The increase in volume reflects, rather, the concern that the Government's increasingly negative approach to virtually all things European risks doing Britain's business prospects a grave disservice.
Fifty three per cent of British exports go to the European Union, compared with 14 per cent to North America and 4 per cent to other leading industrial countries. For any business with an export interest, the approach to the EMU debate is shaped by practical concerns that keeping Britain out will damage market prospects.
A poll in November by the Confederation of British Industry, which mainly represents big business, found 56 per cent supporting a single currency.

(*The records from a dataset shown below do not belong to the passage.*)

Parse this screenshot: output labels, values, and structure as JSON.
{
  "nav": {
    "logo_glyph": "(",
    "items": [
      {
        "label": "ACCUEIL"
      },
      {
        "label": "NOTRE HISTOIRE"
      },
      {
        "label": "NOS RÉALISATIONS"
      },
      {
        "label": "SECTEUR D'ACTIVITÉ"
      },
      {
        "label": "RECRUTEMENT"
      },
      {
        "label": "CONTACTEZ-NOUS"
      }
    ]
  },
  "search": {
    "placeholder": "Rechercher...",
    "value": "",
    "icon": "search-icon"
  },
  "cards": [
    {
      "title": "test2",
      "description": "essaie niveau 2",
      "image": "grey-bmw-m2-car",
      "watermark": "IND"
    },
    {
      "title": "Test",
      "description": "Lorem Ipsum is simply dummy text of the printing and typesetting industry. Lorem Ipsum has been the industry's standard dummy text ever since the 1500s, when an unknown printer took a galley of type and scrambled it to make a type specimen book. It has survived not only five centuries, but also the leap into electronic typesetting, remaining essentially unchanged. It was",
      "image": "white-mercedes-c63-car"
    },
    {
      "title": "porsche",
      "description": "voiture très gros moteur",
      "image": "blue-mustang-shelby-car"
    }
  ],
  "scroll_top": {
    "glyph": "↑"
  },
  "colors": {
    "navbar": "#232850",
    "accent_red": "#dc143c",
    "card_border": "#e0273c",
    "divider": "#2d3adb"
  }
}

Polls among small businesses, usually with more domestic interests, find greater caution towards EMU, but again a preference for an open-option, rather than a rejectionist, approach.
In the City, a Harris poll in December found 73 per cent of senior managers think EMU is likely to happen.
Of the respondents, 59 per cent thought Britain should not be in the first group going ahead with a single currency. Ironically, because the City is so international, it is less reliant on sterling as a currency and, indeed, the British economy for its livelihood, which makes it less fearful of changes seen as challenging things peculiarly British. The fact that the City is not overwhelmingly for EMU, but is split down the middle, reflects deep worries that continental preferences for regulation and control will cramp its Anglo-Saxon, open, wheeler-dealing skills.